--- THE RECORDS ---
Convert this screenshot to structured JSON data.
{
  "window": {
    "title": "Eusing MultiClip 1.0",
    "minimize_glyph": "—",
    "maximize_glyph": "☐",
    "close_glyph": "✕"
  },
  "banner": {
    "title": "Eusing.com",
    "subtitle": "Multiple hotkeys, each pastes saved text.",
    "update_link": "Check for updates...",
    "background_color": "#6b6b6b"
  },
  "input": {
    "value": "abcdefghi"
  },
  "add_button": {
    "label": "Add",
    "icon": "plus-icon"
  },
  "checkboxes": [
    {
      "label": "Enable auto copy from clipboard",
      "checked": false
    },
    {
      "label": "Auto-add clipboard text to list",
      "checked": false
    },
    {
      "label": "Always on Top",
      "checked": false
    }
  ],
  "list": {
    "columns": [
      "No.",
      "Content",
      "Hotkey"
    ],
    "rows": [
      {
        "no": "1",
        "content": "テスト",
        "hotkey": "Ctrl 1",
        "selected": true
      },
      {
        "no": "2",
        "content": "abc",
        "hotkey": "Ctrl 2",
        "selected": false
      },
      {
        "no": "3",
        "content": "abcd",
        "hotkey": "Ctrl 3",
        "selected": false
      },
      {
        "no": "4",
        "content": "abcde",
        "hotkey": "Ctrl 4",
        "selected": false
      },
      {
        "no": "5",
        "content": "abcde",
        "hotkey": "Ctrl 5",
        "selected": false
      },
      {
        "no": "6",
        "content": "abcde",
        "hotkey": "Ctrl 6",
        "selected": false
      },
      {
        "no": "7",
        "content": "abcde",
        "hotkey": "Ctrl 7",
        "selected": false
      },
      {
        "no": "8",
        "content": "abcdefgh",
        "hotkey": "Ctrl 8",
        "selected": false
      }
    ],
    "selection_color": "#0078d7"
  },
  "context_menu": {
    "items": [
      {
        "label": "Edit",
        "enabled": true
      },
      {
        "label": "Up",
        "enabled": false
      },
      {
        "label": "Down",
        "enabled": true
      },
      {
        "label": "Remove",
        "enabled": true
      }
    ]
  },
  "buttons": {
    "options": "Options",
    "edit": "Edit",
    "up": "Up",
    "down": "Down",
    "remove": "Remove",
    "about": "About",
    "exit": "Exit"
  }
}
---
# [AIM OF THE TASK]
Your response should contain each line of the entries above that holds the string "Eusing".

# [EXERCISE ANSWER]
    "title": "Eusing MultiClip 1.0",
    "title": "Eusing.com",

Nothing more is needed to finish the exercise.